→ DATA SUPPLIED:
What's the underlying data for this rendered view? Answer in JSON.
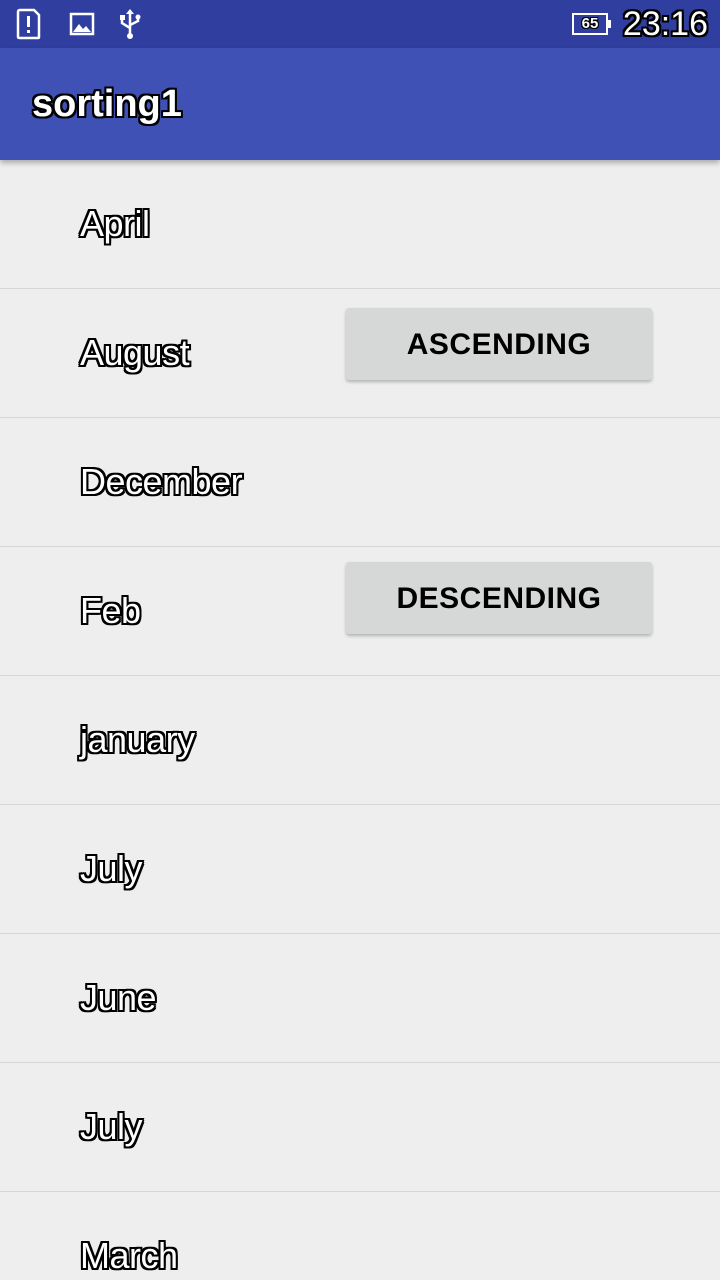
{
  "status_bar": {
    "icons": [
      "sim-alert-icon",
      "image-icon",
      "usb-icon"
    ],
    "battery_level": "65",
    "time": "23:16",
    "colors": {
      "background": "#303f9f"
    }
  },
  "app_bar": {
    "title": "sorting1",
    "colors": {
      "background": "#3f51b5"
    }
  },
  "list": {
    "items": [
      "April",
      "August",
      "December",
      "Feb",
      "january",
      "July",
      "June",
      "July",
      "March"
    ]
  },
  "buttons": {
    "ascending_label": "ASCENDING",
    "descending_label": "DESCENDING"
  }
}
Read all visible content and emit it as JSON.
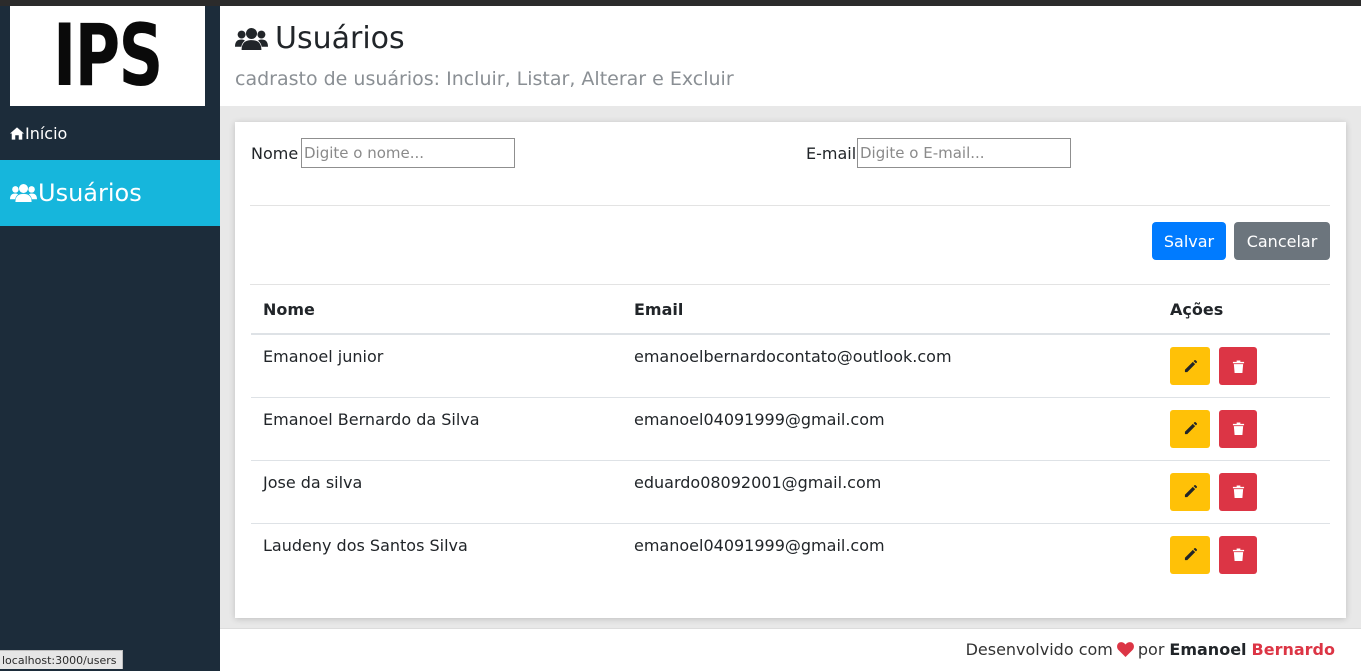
{
  "sidebar": {
    "logo_text": "IPS",
    "items": [
      {
        "label": "Início",
        "icon": "home-icon"
      },
      {
        "label": "Usuários",
        "icon": "users-icon",
        "active": true
      }
    ],
    "status_url": "localhost:3000/users"
  },
  "header": {
    "title": "Usuários",
    "subtitle": "cadrasto de usuários: Incluir, Listar, Alterar e Excluir"
  },
  "form": {
    "name_label": "Nome",
    "name_placeholder": "Digite o nome...",
    "email_label": "E-mail",
    "email_placeholder": "Digite o E-mail...",
    "save_label": "Salvar",
    "cancel_label": "Cancelar"
  },
  "table": {
    "columns": [
      "Nome",
      "Email",
      "Ações"
    ],
    "rows": [
      {
        "name": "Emanoel junior",
        "email": "emanoelbernardocontato@outlook.com"
      },
      {
        "name": "Emanoel Bernardo da Silva",
        "email": "emanoel04091999@gmail.com"
      },
      {
        "name": "Jose da silva",
        "email": "eduardo08092001@gmail.com"
      },
      {
        "name": "Laudeny dos Santos Silva",
        "email": "emanoel04091999@gmail.com"
      }
    ]
  },
  "footer": {
    "prefix": "Desenvolvido com",
    "middle": "por",
    "author_first": "Emanoel",
    "author_last": "Bernardo"
  },
  "colors": {
    "sidebar_bg": "#1c2c3a",
    "active_item": "#16b6dc",
    "primary": "#007bff",
    "secondary": "#6c757d",
    "warning": "#ffc107",
    "danger": "#dc3545"
  }
}
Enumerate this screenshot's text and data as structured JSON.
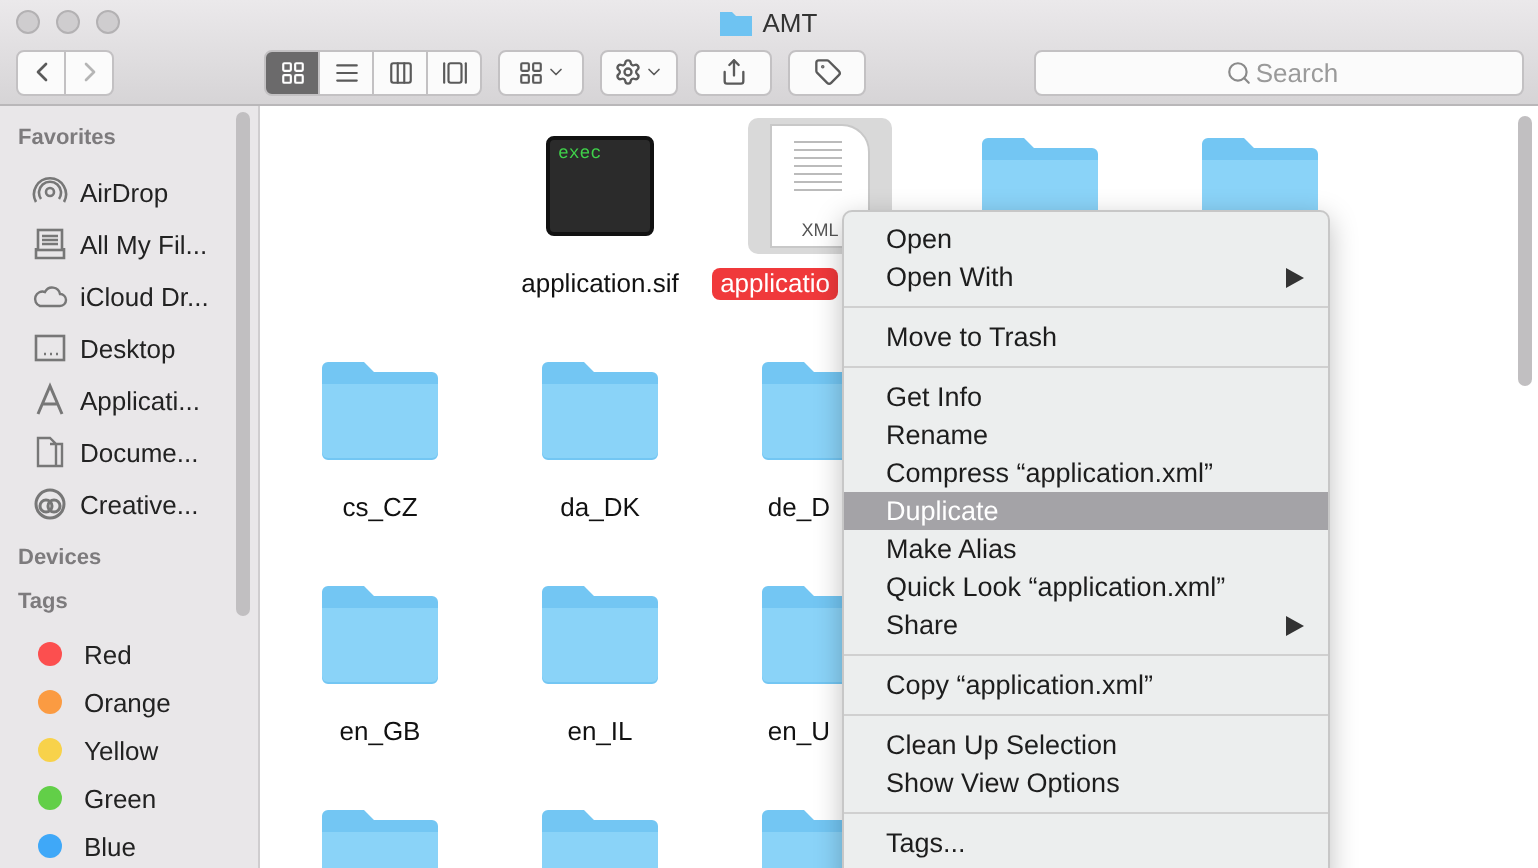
{
  "window": {
    "title": "AMT"
  },
  "toolbar": {
    "view_modes": [
      {
        "selected": true
      },
      {
        "selected": false
      },
      {
        "selected": false
      },
      {
        "selected": false
      }
    ],
    "search": {
      "placeholder": "Search"
    }
  },
  "sidebar": {
    "sections": [
      {
        "heading": "Favorites",
        "items": [
          {
            "label": "AirDrop"
          },
          {
            "label": "All My Fil..."
          },
          {
            "label": "iCloud Dr..."
          },
          {
            "label": "Desktop"
          },
          {
            "label": "Applicati..."
          },
          {
            "label": "Docume..."
          },
          {
            "label": "Creative..."
          }
        ]
      },
      {
        "heading": "Devices"
      },
      {
        "heading": "Tags",
        "items": [
          {
            "label": "Red",
            "color": "#fc4f4f"
          },
          {
            "label": "Orange",
            "color": "#fb9b42"
          },
          {
            "label": "Yellow",
            "color": "#f8d24a"
          },
          {
            "label": "Green",
            "color": "#62cf48"
          },
          {
            "label": "Blue",
            "color": "#3fa8f8"
          }
        ]
      }
    ]
  },
  "files": {
    "rows": [
      [
        {
          "kind": "blank"
        },
        {
          "kind": "exec",
          "badge": "exec",
          "label": "application.sif",
          "selected": false
        },
        {
          "kind": "xml",
          "badge": "XML",
          "label": "applicatio",
          "selected": true
        },
        {
          "kind": "folder",
          "selected": false
        },
        {
          "kind": "folder",
          "selected": false
        }
      ],
      [
        {
          "kind": "folder",
          "label": "cs_CZ",
          "selected": false
        },
        {
          "kind": "folder",
          "label": "da_DK",
          "selected": false
        },
        {
          "kind": "folder",
          "label": "de_D",
          "selected": false
        }
      ],
      [
        {
          "kind": "folder",
          "label": "en_GB",
          "selected": false
        },
        {
          "kind": "folder",
          "label": "en_IL",
          "selected": false
        },
        {
          "kind": "folder",
          "label": "en_U",
          "selected": false
        }
      ],
      [
        {
          "kind": "folder",
          "selected": false
        },
        {
          "kind": "folder",
          "selected": false
        },
        {
          "kind": "folder",
          "selected": false
        }
      ]
    ]
  },
  "context_menu": {
    "groups": [
      [
        {
          "label": "Open",
          "selected": false,
          "submenu": false
        },
        {
          "label": "Open With",
          "selected": false,
          "submenu": true
        }
      ],
      [
        {
          "label": "Move to Trash",
          "selected": false,
          "submenu": false
        }
      ],
      [
        {
          "label": "Get Info",
          "selected": false,
          "submenu": false
        },
        {
          "label": "Rename",
          "selected": false,
          "submenu": false
        },
        {
          "label": "Compress “application.xml”",
          "selected": false,
          "submenu": false
        },
        {
          "label": "Duplicate",
          "selected": true,
          "submenu": false
        },
        {
          "label": "Make Alias",
          "selected": false,
          "submenu": false
        },
        {
          "label": "Quick Look “application.xml”",
          "selected": false,
          "submenu": false
        },
        {
          "label": "Share",
          "selected": false,
          "submenu": true
        }
      ],
      [
        {
          "label": "Copy “application.xml”",
          "selected": false,
          "submenu": false
        }
      ],
      [
        {
          "label": "Clean Up Selection",
          "selected": false,
          "submenu": false
        },
        {
          "label": "Show View Options",
          "selected": false,
          "submenu": false
        }
      ],
      [
        {
          "label": "Tags...",
          "selected": false,
          "submenu": false
        }
      ]
    ]
  }
}
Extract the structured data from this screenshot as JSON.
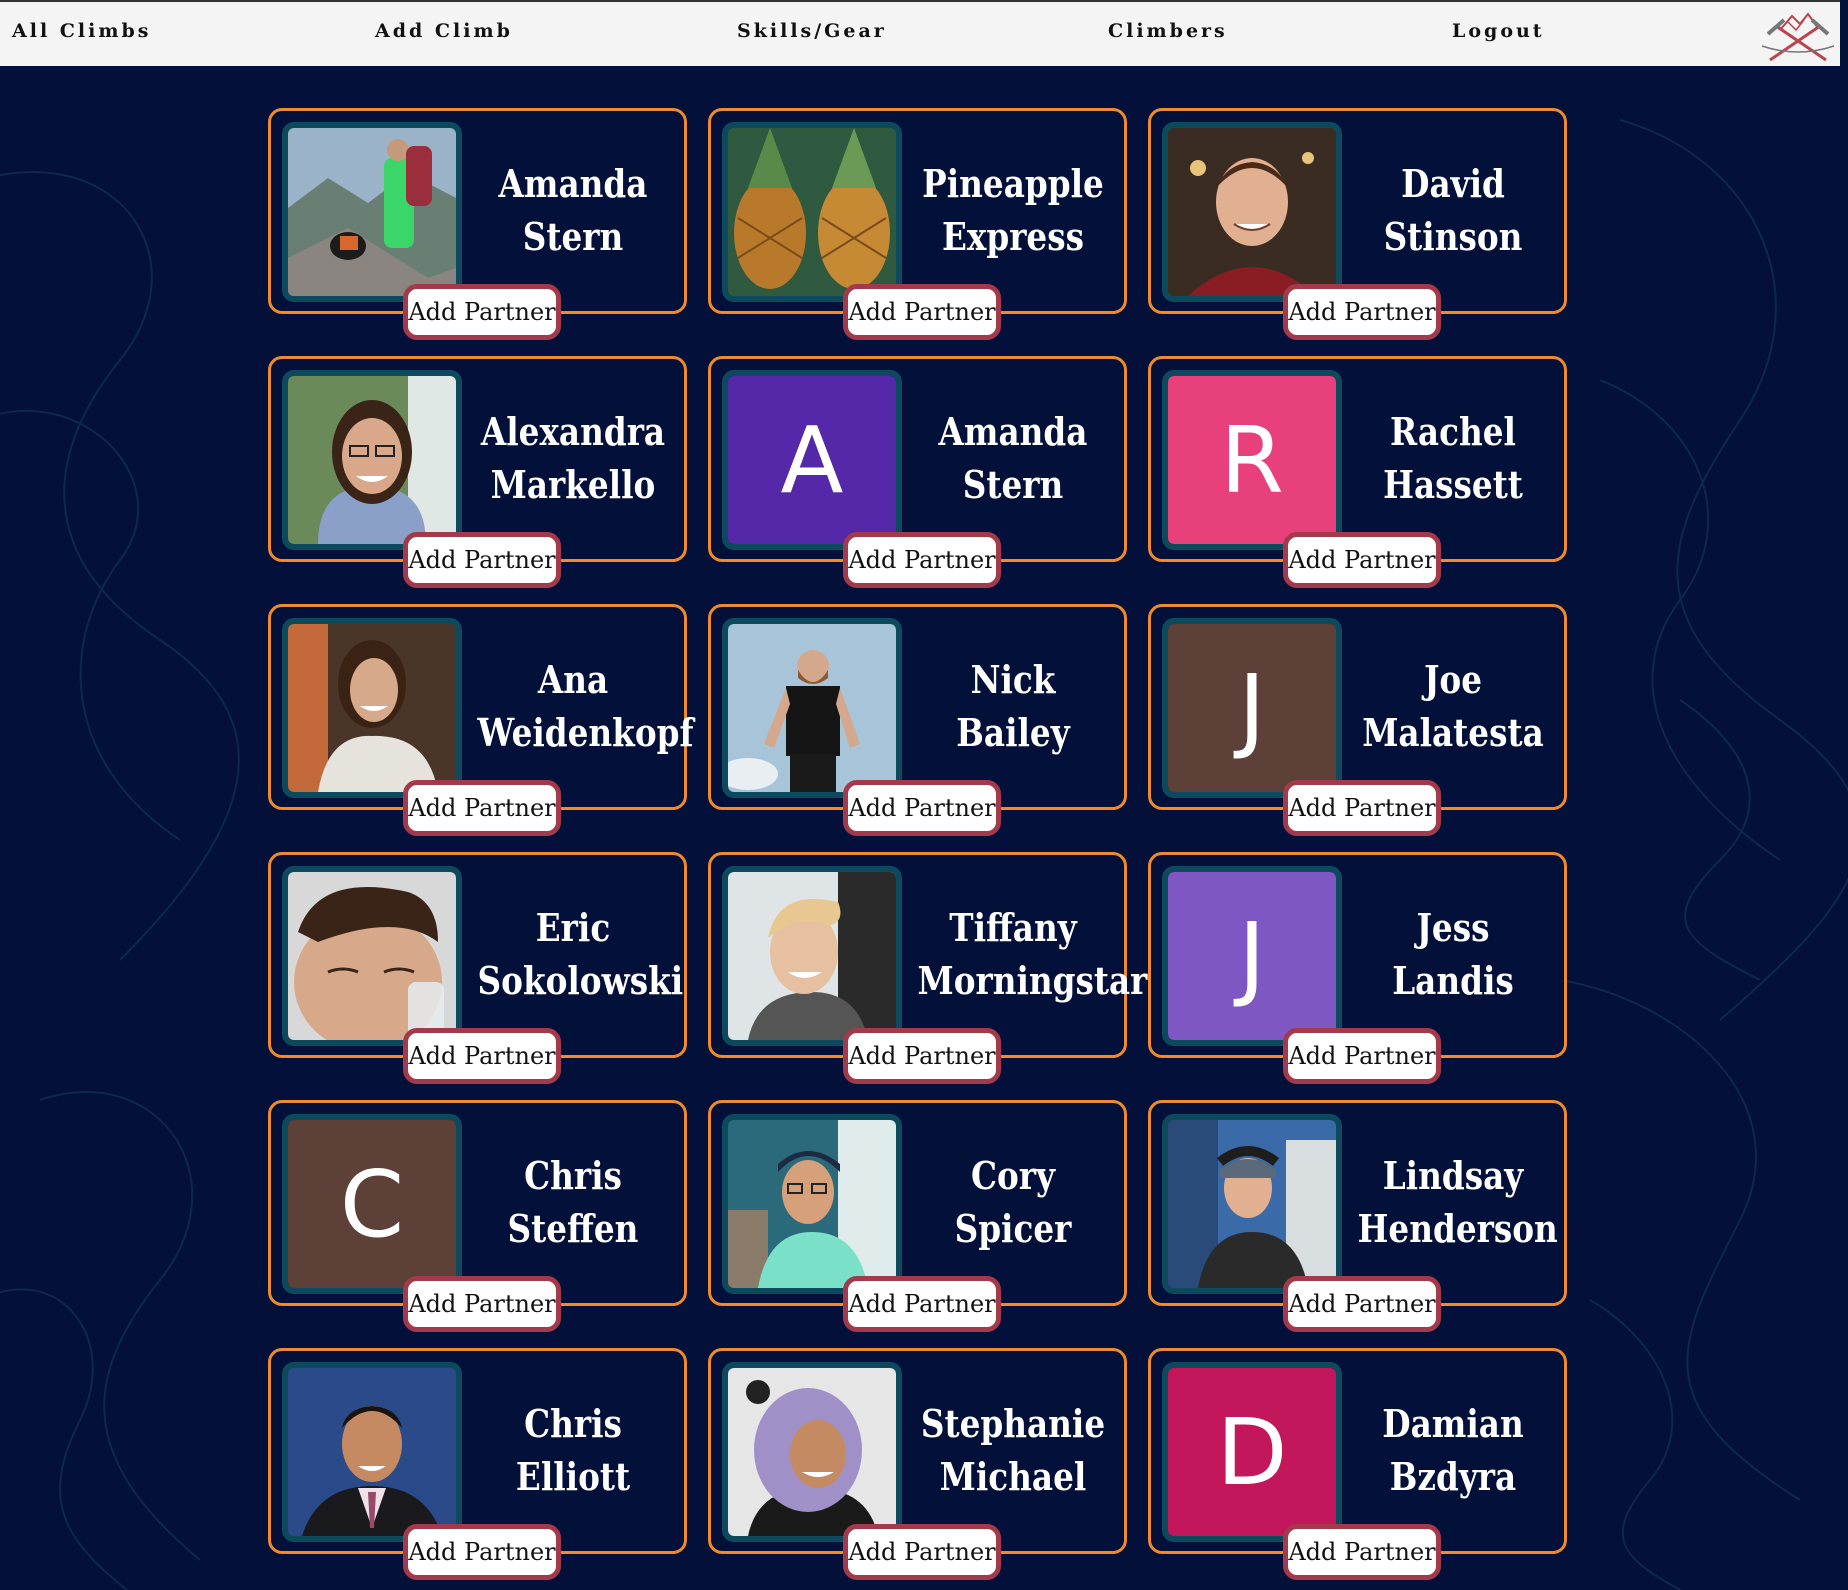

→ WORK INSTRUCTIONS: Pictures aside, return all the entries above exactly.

→ RESPONSE BELOW:
What's the underlying data for this rendered view? Answer in JSON.
{
  "status_bar": {
    "icons": [
      "sim-alert-icon",
      "image-icon",
      "usb-icon"
    ],
    "battery_level": "65",
    "time": "23:16",
    "colors": {
      "background": "#303f9f"
    }
  },
  "app_bar": {
    "title": "sorting1",
    "colors": {
      "background": "#3f51b5"
    }
  },
  "list": {
    "items": [
      "April",
      "August",
      "December",
      "Feb",
      "january",
      "July",
      "June",
      "July",
      "March"
    ]
  },
  "buttons": {
    "ascending_label": "ASCENDING",
    "descending_label": "DESCENDING"
  }
}
Read all visible content and emit it as JSON.
{
  "sidebar": {
    "logo_text": "IPS",
    "items": [
      {
        "label": "Início",
        "icon": "home-icon"
      },
      {
        "label": "Usuários",
        "icon": "users-icon",
        "active": true
      }
    ],
    "status_url": "localhost:3000/users"
  },
  "header": {
    "title": "Usuários",
    "subtitle": "cadrasto de usuários: Incluir, Listar, Alterar e Excluir"
  },
  "form": {
    "name_label": "Nome",
    "name_placeholder": "Digite o nome...",
    "email_label": "E-mail",
    "email_placeholder": "Digite o E-mail...",
    "save_label": "Salvar",
    "cancel_label": "Cancelar"
  },
  "table": {
    "columns": [
      "Nome",
      "Email",
      "Ações"
    ],
    "rows": [
      {
        "name": "Emanoel junior",
        "email": "emanoelbernardocontato@outlook.com"
      },
      {
        "name": "Emanoel Bernardo da Silva",
        "email": "emanoel04091999@gmail.com"
      },
      {
        "name": "Jose da silva",
        "email": "eduardo08092001@gmail.com"
      },
      {
        "name": "Laudeny dos Santos Silva",
        "email": "emanoel04091999@gmail.com"
      }
    ]
  },
  "footer": {
    "prefix": "Desenvolvido com",
    "middle": "por",
    "author_first": "Emanoel",
    "author_last": "Bernardo"
  },
  "colors": {
    "sidebar_bg": "#1c2c3a",
    "active_item": "#16b6dc",
    "primary": "#007bff",
    "secondary": "#6c757d",
    "warning": "#ffc107",
    "danger": "#dc3545"
  }
}
Enumerate this screenshot's text and data as structured JSON.
{
  "window": {
    "title": "AMT"
  },
  "toolbar": {
    "view_modes": [
      {
        "selected": true
      },
      {
        "selected": false
      },
      {
        "selected": false
      },
      {
        "selected": false
      }
    ],
    "search": {
      "placeholder": "Search"
    }
  },
  "sidebar": {
    "sections": [
      {
        "heading": "Favorites",
        "items": [
          {
            "label": "AirDrop"
          },
          {
            "label": "All My Fil..."
          },
          {
            "label": "iCloud Dr..."
          },
          {
            "label": "Desktop"
          },
          {
            "label": "Applicati..."
          },
          {
            "label": "Docume..."
          },
          {
            "label": "Creative..."
          }
        ]
      },
      {
        "heading": "Devices"
      },
      {
        "heading": "Tags",
        "items": [
          {
            "label": "Red",
            "color": "#fc4f4f"
          },
          {
            "label": "Orange",
            "color": "#fb9b42"
          },
          {
            "label": "Yellow",
            "color": "#f8d24a"
          },
          {
            "label": "Green",
            "color": "#62cf48"
          },
          {
            "label": "Blue",
            "color": "#3fa8f8"
          }
        ]
      }
    ]
  },
  "files": {
    "rows": [
      [
        {
          "kind": "blank"
        },
        {
          "kind": "exec",
          "badge": "exec",
          "label": "application.sif",
          "selected": false
        },
        {
          "kind": "xml",
          "badge": "XML",
          "label": "applicatio",
          "selected": true
        },
        {
          "kind": "folder",
          "selected": false
        },
        {
          "kind": "folder",
          "selected": false
        }
      ],
      [
        {
          "kind": "folder",
          "label": "cs_CZ",
          "selected": false
        },
        {
          "kind": "folder",
          "label": "da_DK",
          "selected": false
        },
        {
          "kind": "folder",
          "label": "de_D",
          "selected": false
        }
      ],
      [
        {
          "kind": "folder",
          "label": "en_GB",
          "selected": false
        },
        {
          "kind": "folder",
          "label": "en_IL",
          "selected": false
        },
        {
          "kind": "folder",
          "label": "en_U",
          "selected": false
        }
      ],
      [
        {
          "kind": "folder",
          "selected": false
        },
        {
          "kind": "folder",
          "selected": false
        },
        {
          "kind": "folder",
          "selected": false
        }
      ]
    ]
  },
  "context_menu": {
    "groups": [
      [
        {
          "label": "Open",
          "selected": false,
          "submenu": false
        },
        {
          "label": "Open With",
          "selected": false,
          "submenu": true
        }
      ],
      [
        {
          "label": "Move to Trash",
          "selected": false,
          "submenu": false
        }
      ],
      [
        {
          "label": "Get Info",
          "selected": false,
          "submenu": false
        },
        {
          "label": "Rename",
          "selected": false,
          "submenu": false
        },
        {
          "label": "Compress “application.xml”",
          "selected": false,
          "submenu": false
        },
        {
          "label": "Duplicate",
          "selected": true,
          "submenu": false
        },
        {
          "label": "Make Alias",
          "selected": false,
          "submenu": false
        },
        {
          "label": "Quick Look “application.xml”",
          "selected": false,
          "submenu": false
        },
        {
          "label": "Share",
          "selected": false,
          "submenu": true
        }
      ],
      [
        {
          "label": "Copy “application.xml”",
          "selected": false,
          "submenu": false
        }
      ],
      [
        {
          "label": "Clean Up Selection",
          "selected": false,
          "submenu": false
        },
        {
          "label": "Show View Options",
          "selected": false,
          "submenu": false
        }
      ],
      [
        {
          "label": "Tags...",
          "selected": false,
          "submenu": false
        }
      ]
    ]
  }
}
Extract the structured data from this screenshot as JSON.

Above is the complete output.